The revised checklist of Whistler’s birds now lists 242 species, of which 188 have been seen in the autumn migration period (Sept. 1—Nov. 30). This year we have spotted 107, some in large flocks and others as one-time observation of a sole individual.
The "recovery" (56 per cent) is admittedly on the low side, but on the other hand about 20 other species of smaller birds jumped to an early departure in August, or even late July.
Waterfowl, on the other hand, were slow to arrive from points north, being over a month behind schedule in some cases, and it was not until late October that large rafts of ducks appeared on our lakes. As I write (mid-November) there are yet significant numbers of Ring-necked ducks, Buffleheads, and American coots floating about while large flocks of Dark-eyed Oregon juncos continue to feast on fireweed seeds at Nicklaus North.
Among the plethora of waterfowl, the numbers of grebes have been stronger this year. While Pied-billed grebes are at normal numbers, almost daily in one or twos, Red-necked and Horned have been seen almost weekly on our lakes. However, it is the return of the long-necked and elegant Western grebe which has been the big surprise, seen throughout October and early November on Green and Alta Lakes. This is the second year of their comeback, after years of decline. Historically, several tens of birds at any one time could be seen. The only missing grebe in the picture is the Eared, which has always been more than just a very rare visitor.
Other than the grebes the other significant sightings among the waterfowl have been a Yellow-billed loon on Alpha Lake and a Long-tailed duck on a pond at Nicklaus North. Not seen and always very rare visitors are Tundra swan, Greater white-fronted goose, Cackling goose and Red-breasted merganser.
Among our raptors, the nesting osprey at Edgewater departed in early September with at least one fully-fledged offspring. Sightings of all other species have been scant except for one Cooper’s hawk who took up residence at Taluswood to feast on their abundance of squirrels, and a Northern shrike at Nicklaus North.
The only owls were a pair of Great-horned at Tapley’s, a Northern sawhet which lost an argument with a window at Starbucks – probably chasing a House sparrow for fare – and a surprising Snowy owl at the Flute-Piccolo col.

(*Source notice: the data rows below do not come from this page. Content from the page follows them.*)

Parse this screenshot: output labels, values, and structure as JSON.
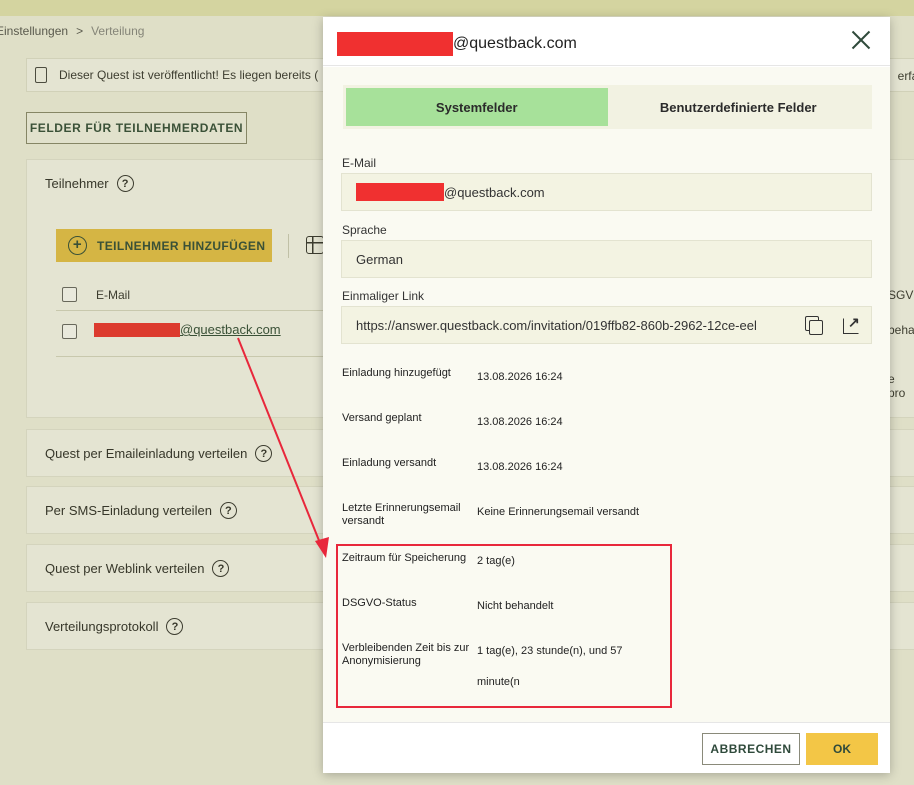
{
  "breadcrumb": {
    "items": [
      "Einstellungen",
      "Verteilung"
    ],
    "separator": ">"
  },
  "notice": {
    "text": "Dieser Quest ist veröffentlicht! Es liegen bereits (",
    "right_text": "erfah"
  },
  "fields_button": {
    "label": "FELDER FÜR TEILNEHMERDATEN"
  },
  "participants": {
    "title": "Teilnehmer",
    "add_button": "TEILNEHMER HINZUFÜGEN",
    "table_header": {
      "email": "E-Mail",
      "right_cut": "SGVO"
    },
    "row": {
      "email_suffix": "@questback.com",
      "right_cut": "beha"
    },
    "protocol_cut": "e pro"
  },
  "sections": [
    {
      "title": "Quest per Emaileinladung verteilen"
    },
    {
      "title": "Per SMS-Einladung verteilen"
    },
    {
      "title": "Quest per Weblink verteilen"
    },
    {
      "title": "Verteilungsprotokoll"
    }
  ],
  "help_glyph": "?",
  "dialog": {
    "title_suffix": "@questback.com",
    "tabs": [
      {
        "label": "Systemfelder",
        "active": true
      },
      {
        "label": "Benutzerdefinierte Felder",
        "active": false
      }
    ],
    "fields": {
      "email": {
        "label": "E-Mail",
        "value_suffix": "@questback.com"
      },
      "language": {
        "label": "Sprache",
        "value": "German"
      },
      "link": {
        "label": "Einmaliger Link",
        "value": "https://answer.questback.com/invitation/019ffb82-860b-2962-12ce-eel"
      }
    },
    "info": [
      {
        "label": "Einladung hinzugefügt",
        "value": "13.08.2026 16:24"
      },
      {
        "label": "Versand geplant",
        "value": "13.08.2026 16:24"
      },
      {
        "label": "Einladung versandt",
        "value": "13.08.2026 16:24"
      },
      {
        "label": "Letzte Erinnerungsemail versandt",
        "value": "Keine Erinnerungsemail versandt"
      },
      {
        "label": "Zeitraum für Speicherung",
        "value": "2 tag(e)"
      },
      {
        "label": "DSGVO-Status",
        "value": "Nicht behandelt"
      },
      {
        "label": "Verbleibenden Zeit bis zur Anonymisierung",
        "value": "1 tag(e), 23 stunde(n), und 57",
        "value_line2": "minute(n"
      }
    ],
    "buttons": {
      "cancel": "ABBRECHEN",
      "ok": "OK"
    }
  },
  "colors": {
    "accent_yellow": "#f3c646",
    "active_tab": "#a7e19a",
    "highlight_red": "#e8273b",
    "brand_dark_green": "#2f4a3b"
  }
}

Game birds went into usual hiding but a threesome of Spruce grouse, which are always very hard to find, were on the trail between Singing Pass and Russet Lake.
Shorebirds were unusually scarce; dogs on the Fitzsimmons Creek delta-fan scare them off, and terns have been no shows for the entire year. As for gulls, some days at the landfill are filled with a thousand or more, and on other days the totals are less than 20. Mew and California gulls have been the unusual sightings. Actively at work in our marshes and ponds are a few Great blue herons and Belted kingfishers, competing with the three to four river otters which have been cavorting spectacularly at Nicklaus North, and a very bold moose at the Montebello wetlands!

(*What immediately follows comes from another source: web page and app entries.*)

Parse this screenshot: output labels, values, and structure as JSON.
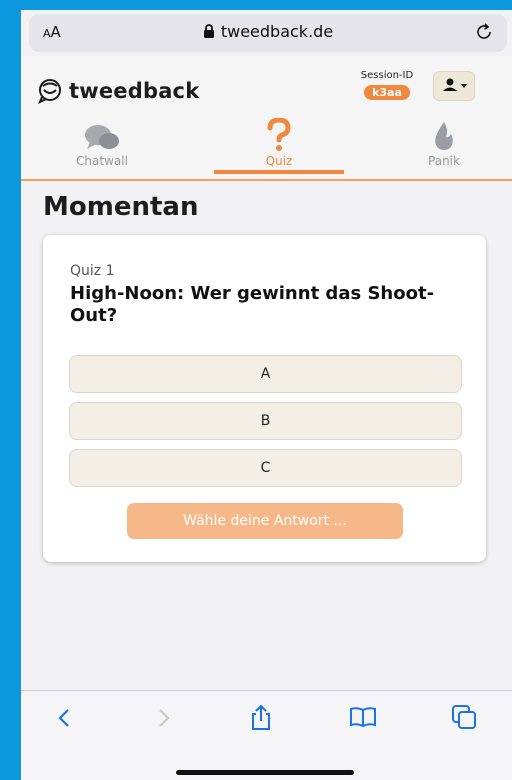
{
  "browser": {
    "aa_label": "AA",
    "url": "tweedback.de",
    "icons": [
      "lock-icon",
      "reload-icon",
      "back-icon",
      "forward-icon",
      "share-icon",
      "bookmarks-icon",
      "tabs-icon"
    ]
  },
  "app": {
    "logo_text": "tweedback",
    "session_label": "Session-ID",
    "session_id": "k3aa",
    "tabs": [
      {
        "label": "Chatwall",
        "icon": "chat-bubbles-icon"
      },
      {
        "label": "Quiz",
        "icon": "question-mark-icon"
      },
      {
        "label": "Panik",
        "icon": "flame-icon"
      }
    ],
    "active_tab": "Quiz"
  },
  "main": {
    "heading": "Momentan",
    "quiz": {
      "label": "Quiz 1",
      "question": "High-Noon: Wer gewinnt das Shoot-Out?",
      "options": [
        "A",
        "B",
        "C"
      ],
      "submit_label": "Wähle deine Antwort ..."
    }
  },
  "colors": {
    "accent": "#f0883e",
    "frame": "#0d97dc"
  }
}
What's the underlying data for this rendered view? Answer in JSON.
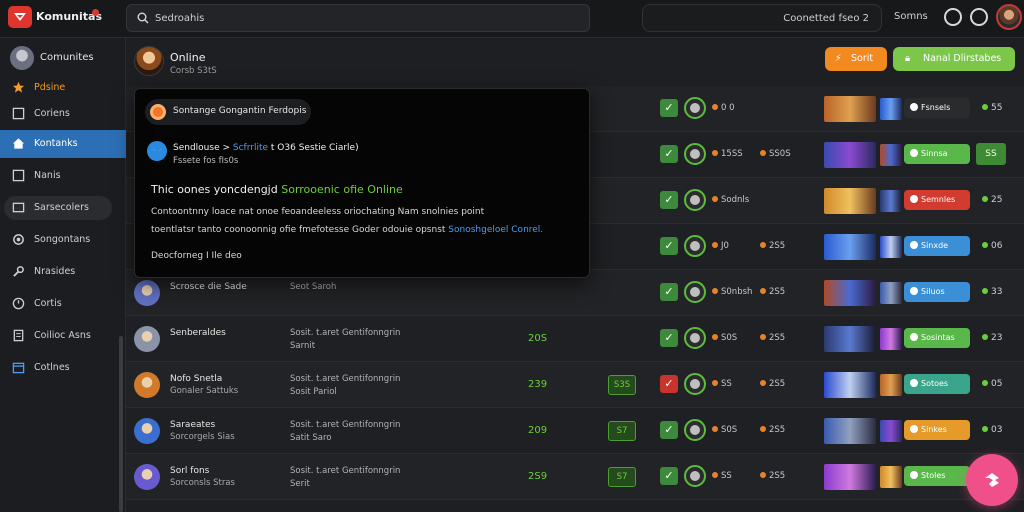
{
  "app": {
    "brand": "Komunitas"
  },
  "search": {
    "placeholder": "Sedroahis"
  },
  "topbar": {
    "connection_label": "Coonetted fseo 2",
    "link_label": "Somns"
  },
  "sidebar": {
    "user_name": "Comunites",
    "items": [
      {
        "label": "Pdsine"
      },
      {
        "label": "Coriens"
      },
      {
        "label": "Kontanks"
      },
      {
        "label": "Nanis"
      },
      {
        "label": "Sarsecolers"
      },
      {
        "label": "Songontans"
      },
      {
        "label": "Nrasides"
      },
      {
        "label": "Cortis"
      },
      {
        "label": "Coilioc Asns"
      },
      {
        "label": "Cotlnes"
      }
    ]
  },
  "header": {
    "title": "Online",
    "subtitle": "Corsb S3tS",
    "orange_button": "Sorit",
    "green_button": "Nanal Dlirstabes"
  },
  "popup": {
    "chip": "Sontange Gongantin Ferdopis",
    "line1_a": "Sendlouse >",
    "line1_b": "Scfrrlite",
    "line1_c": "t O36 Sestie Ciarle)",
    "line2": "Fssete fos fIs0s",
    "heading_a": "Thic oones yoncdengjd",
    "heading_b": "Sorrooenic ofie Online",
    "para1": "Contoontnny loace nat onoe feoandeeless oriochating Nam snolnies point",
    "para2_a": "toentlatsr tanto coonoonnig ofie fmefotesse Goder odouie opsnst",
    "para2_b": "Sonoshgeloel Conrel.",
    "footer": "Deocforneg I Ile deo"
  },
  "rows": [
    {
      "name": "",
      "namesub": "",
      "desc1": "",
      "desc2": "",
      "score": "",
      "badge": "",
      "st1": "0 0",
      "st2": "",
      "tag": "Fsnsels",
      "tagcolor": "#2a2b2d",
      "end": "55"
    },
    {
      "name": "",
      "namesub": "",
      "desc1": "",
      "desc2": "",
      "score": "",
      "badge": "",
      "st1": "15SS",
      "st2": "SS0S",
      "tag": "Sinnsa",
      "tagcolor": "#5ab84a",
      "end": "SS"
    },
    {
      "name": "",
      "namesub": "",
      "desc1": "",
      "desc2": "",
      "score": "",
      "badge": "",
      "st1": "Sodnls",
      "st2": "",
      "tag": "Semnles",
      "tagcolor": "#d13b30",
      "end": "25"
    },
    {
      "name": "",
      "namesub": "",
      "desc1": "",
      "desc2": "",
      "score": "",
      "badge": "",
      "st1": "J0",
      "st2": "2S5",
      "tag": "Sinxde",
      "tagcolor": "#3a8fd6",
      "end": "06"
    },
    {
      "name": "Scrosce die Sade",
      "namesub": "",
      "desc1": "Seot Saroh",
      "desc2": "",
      "score": "",
      "badge": "",
      "st1": "S0nbsh",
      "st2": "2S5",
      "tag": "Siluos",
      "tagcolor": "#3a8fd6",
      "end": "33"
    },
    {
      "name": "Senberaldes",
      "namesub": "",
      "desc1": "Sosit. t.aret Gentifonngrin",
      "desc2": "Sarnit",
      "score": "20S",
      "badge": "",
      "st1": "S0S",
      "st2": "2S5",
      "tag": "Sosintas",
      "tagcolor": "#5ab84a",
      "end": "23"
    },
    {
      "name": "Nofo Snetla",
      "namesub": "Gonaler Sattuks",
      "desc1": "Sosit. t.aret Gentifonngrin",
      "desc2": "Sosit Pariol",
      "score": "239",
      "badge": "S3S",
      "st1": "SS",
      "st2": "2S5",
      "tag": "Sotoes",
      "tagcolor": "#3aa58a",
      "end": "05"
    },
    {
      "name": "Saraeates",
      "namesub": "Sorcorgels Sias",
      "desc1": "Sosit. t.aret Gentifonngrin",
      "desc2": "Satit Saro",
      "score": "209",
      "badge": "S7",
      "st1": "S0S",
      "st2": "2S5",
      "tag": "Sinkes",
      "tagcolor": "#e59a2a",
      "end": "03"
    },
    {
      "name": "Sorl fons",
      "namesub": "Sorconsls Stras",
      "desc1": "Sosit. t.aret Gentifonngrin",
      "desc2": "Serit",
      "score": "2S9",
      "badge": "S7",
      "st1": "SS",
      "st2": "2S5",
      "tag": "Stoles",
      "tagcolor": "#5ab84a",
      "end": ""
    }
  ],
  "colors": {
    "accent_blue": "#2d6fb5",
    "accent_green": "#6ccf3a",
    "accent_orange": "#f38a1f",
    "fab_pink": "#f0508a"
  }
}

Woodpecker sightings, except for the flicker, have been few; pine beetles to the north of Whistler are drawing them away, including the sapsuckers.
Robins had a very robust migration through the valley this year, and the Varied thrush have returned to the valley floor. Ruby-crowned kinglets were also numerous, but only the Golden-crowned remain and usually in mixed flocks with chickadees. Among the sparrows, White-crowned numbers have been strong whereas Golden-crowned are very light and Chipping sparrows not seen at all. All species of finches have been few to absent. Blackbirds and relatives are not so numerous as in the past, although a solitary, and very rare, Western meadowlark finally appeared a month and a half late at the end of October and is still at the ponds of Nicklaus North.

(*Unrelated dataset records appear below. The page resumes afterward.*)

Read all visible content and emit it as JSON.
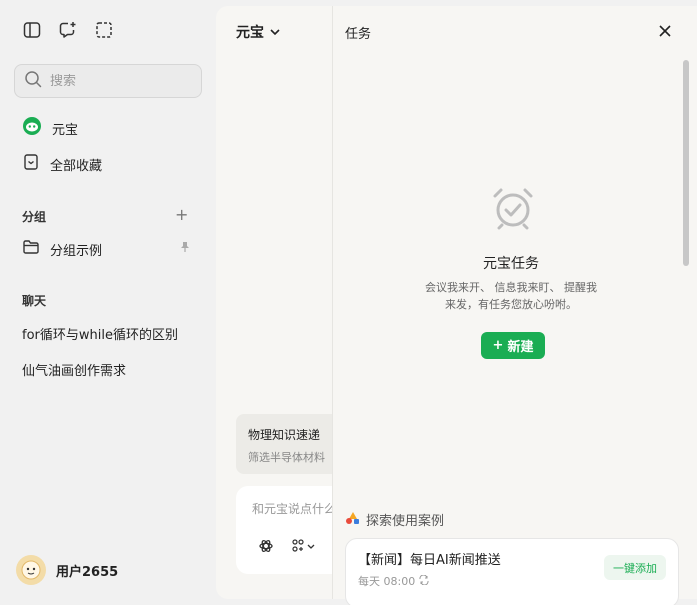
{
  "sidebar": {
    "search_placeholder": "搜索",
    "nav": [
      {
        "label": "元宝",
        "icon": "yuanbao-logo-icon"
      },
      {
        "label": "全部收藏",
        "icon": "bookmark-icon"
      }
    ],
    "groups_label": "分组",
    "group_items": [
      {
        "label": "分组示例"
      }
    ],
    "chats_label": "聊天",
    "chats": [
      {
        "label": "for循环与while循环的区别"
      },
      {
        "label": "仙气油画创作需求"
      }
    ],
    "user_name": "用户2655"
  },
  "main": {
    "model_name": "元宝",
    "suggestion_title": "物理知识速递",
    "suggestion_sub": "筛选半导体材料",
    "input_placeholder": "和元宝说点什么"
  },
  "panel": {
    "title": "任务",
    "empty_title": "元宝任务",
    "empty_desc": "会议我来开、 信息我来盯、 提醒我来发，有任务您放心吩咐。",
    "new_label": "新建",
    "explore_label": "探索使用案例",
    "case": {
      "title": "【新闻】每日AI新闻推送",
      "schedule": "每天 08:00",
      "add_label": "一键添加"
    }
  },
  "colors": {
    "accent": "#1aad53",
    "background": "#f1f1f1",
    "panel": "#f7f6f3"
  }
}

During the autumn two species were added to the Whistler list. There were several Rusty blackbirds at the landfill, mixed with the ever-present Brewer’s and seasonal Red-winged. The Rusty is an interior species, in severe decline according to the experts. Mind boggling, however, were a pair of Purple martins (swallows) hopelessly out of range on a tree top at Rainbow Park on the third Saturday of October. As coincidence always prevails, Purple martins were also seen the next day by Marcia Danielson on the Squamish Estuary count, and that location is still too far from their home.
Written by: Karl Ricker